**ACTION ITEM**
Going through the material underneath, give only the number of lines that contain "燃气及水生产和供应业".

**DATASET EXTRACT**
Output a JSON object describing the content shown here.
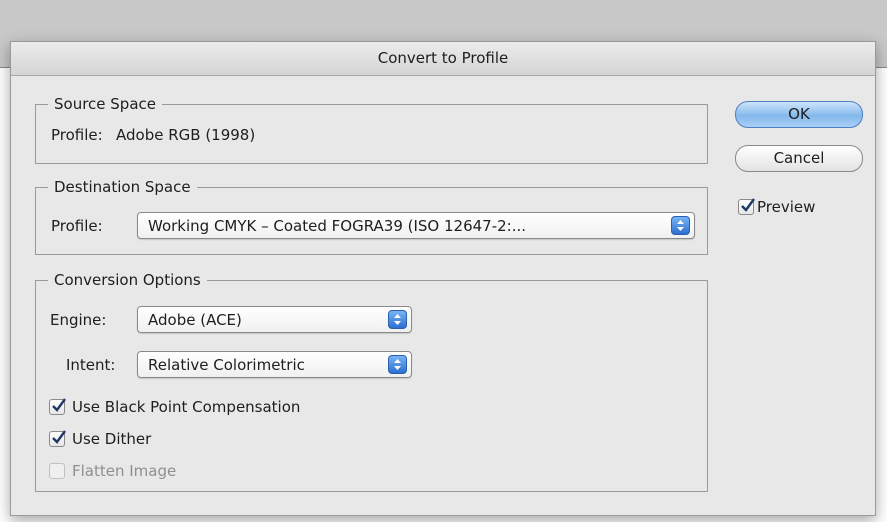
{
  "dialog": {
    "title": "Convert to Profile",
    "source_space": {
      "legend": "Source Space",
      "profile_label": "Profile:",
      "profile_value": "Adobe RGB (1998)"
    },
    "destination_space": {
      "legend": "Destination Space",
      "profile_label": "Profile:",
      "profile_selected": "Working CMYK – Coated FOGRA39 (ISO 12647-2:..."
    },
    "conversion_options": {
      "legend": "Conversion Options",
      "engine_label": "Engine:",
      "engine_selected": "Adobe (ACE)",
      "intent_label": "Intent:",
      "intent_selected": "Relative Colorimetric",
      "use_black_point": {
        "label": "Use Black Point Compensation",
        "checked": true
      },
      "use_dither": {
        "label": "Use Dither",
        "checked": true
      },
      "flatten_image": {
        "label": "Flatten Image",
        "checked": false,
        "enabled": false
      }
    },
    "buttons": {
      "ok_label": "OK",
      "cancel_label": "Cancel"
    },
    "preview": {
      "label": "Preview",
      "checked": true
    }
  },
  "icons": {
    "checkmark": "checkmark-icon",
    "stepper": "up-down-arrows-icon"
  },
  "colors": {
    "accent": "#3a7bd5",
    "dialog_bg": "#e8e8e8"
  }
}
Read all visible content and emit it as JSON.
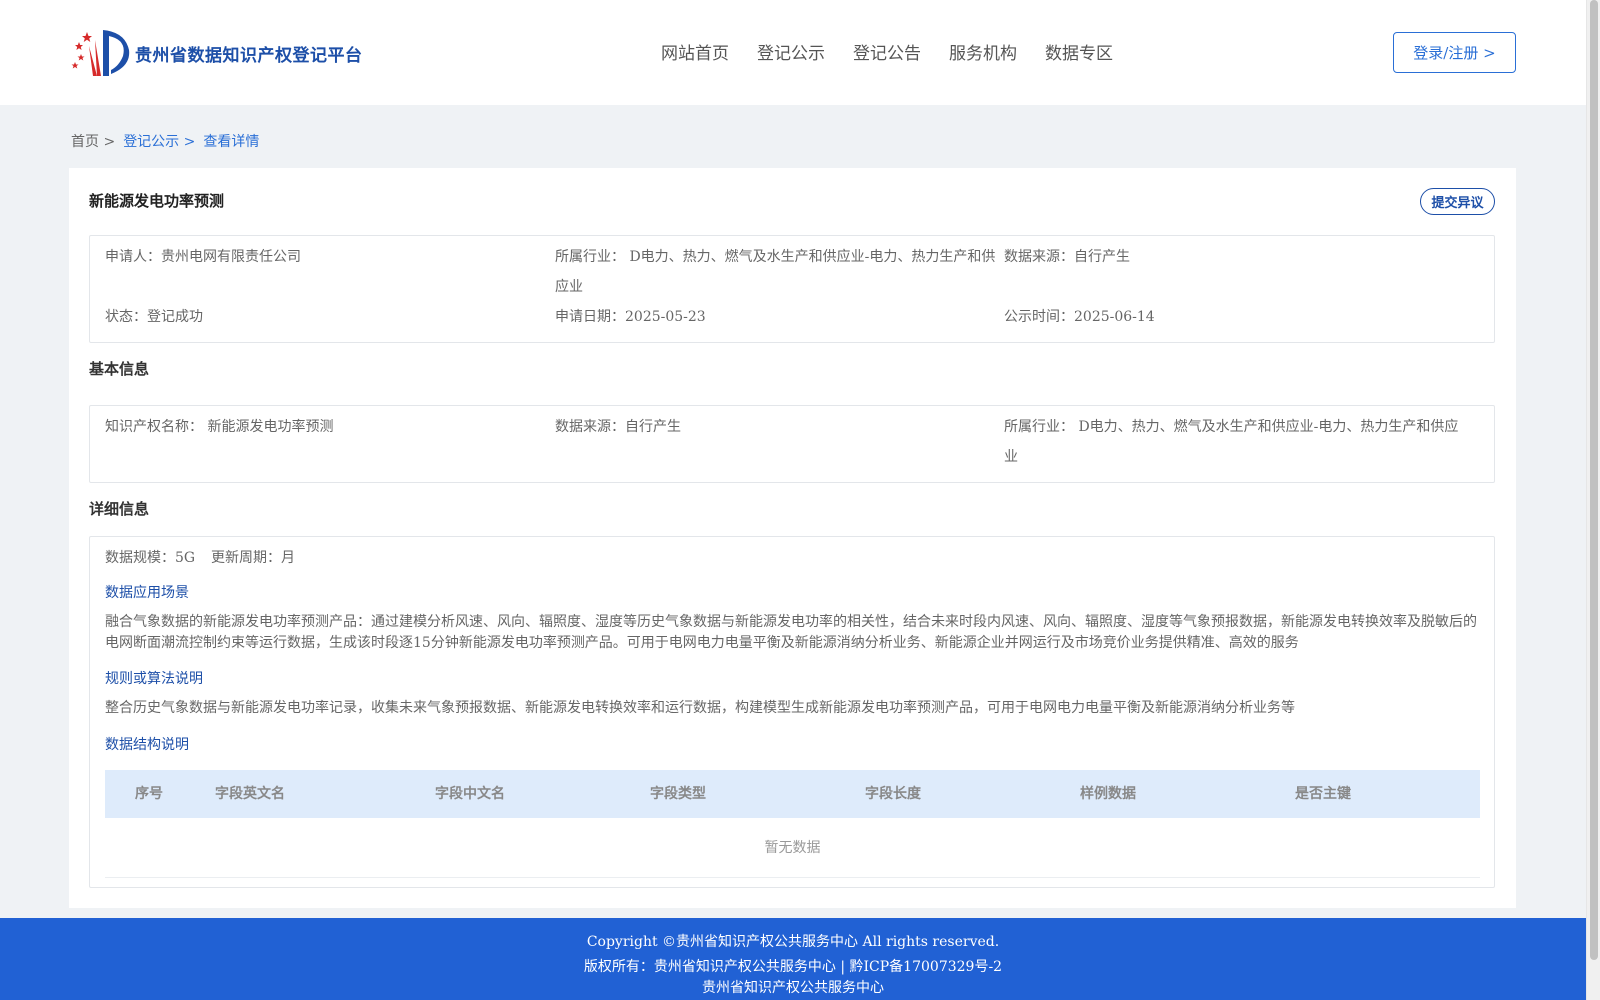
{
  "header": {
    "logo_text": "贵州省数据知识产权登记平台",
    "nav": [
      "网站首页",
      "登记公示",
      "登记公告",
      "服务机构",
      "数据专区"
    ],
    "login_label": "登录/注册 >"
  },
  "breadcrumb": {
    "home": "首页 >",
    "list": "登记公示 >",
    "current": "查看详情"
  },
  "detail": {
    "title": "新能源发电功率预测",
    "objection_label": "提交异议",
    "summary": {
      "applicant": "申请人：贵州电网有限责任公司",
      "industry": "所属行业： D电力、热力、燃气及水生产和供应业-电力、热力生产和供应业",
      "source": "数据来源：自行产生",
      "status": "状态：登记成功",
      "apply_date": "申请日期：2025-05-23",
      "publish_date": "公示时间：2025-06-14"
    },
    "basic": {
      "section_title": "基本信息",
      "ip_name": "知识产权名称： 新能源发电功率预测",
      "source": "数据来源：自行产生",
      "industry": "所属行业： D电力、热力、燃气及水生产和供应业-电力、热力生产和供应业"
    },
    "details": {
      "section_title": "详细信息",
      "scale": "数据规模：5G",
      "cycle": "更新周期：月",
      "scenario_title": "数据应用场景",
      "scenario_text": "融合气象数据的新能源发电功率预测产品：通过建模分析风速、风向、辐照度、湿度等历史气象数据与新能源发电功率的相关性，结合未来时段内风速、风向、辐照度、湿度等气象预报数据，新能源发电转换效率及脱敏后的电网断面潮流控制约束等运行数据，生成该时段逐15分钟新能源发电功率预测产品。可用于电网电力电量平衡及新能源消纳分析业务、新能源企业并网运行及市场竞价业务提供精准、高效的服务",
      "algorithm_title": "规则或算法说明",
      "algorithm_text": "整合历史气象数据与新能源发电功率记录，收集未来气象预报数据、新能源发电转换效率和运行数据，构建模型生成新能源发电功率预测产品，可用于电网电力电量平衡及新能源消纳分析业务等",
      "structure_title": "数据结构说明",
      "table_headers": [
        "序号",
        "字段英文名",
        "字段中文名",
        "字段类型",
        "字段长度",
        "样例数据",
        "是否主键"
      ],
      "empty_text": "暂无数据"
    }
  },
  "footer": {
    "copyright": "Copyright ©贵州省知识产权公共服务中心 All rights reserved.",
    "owner": "版权所有：贵州省知识产权公共服务中心 | 黔ICP备17007329号-2",
    "org": "贵州省知识产权公共服务中心"
  }
}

**TASK RESULT**
2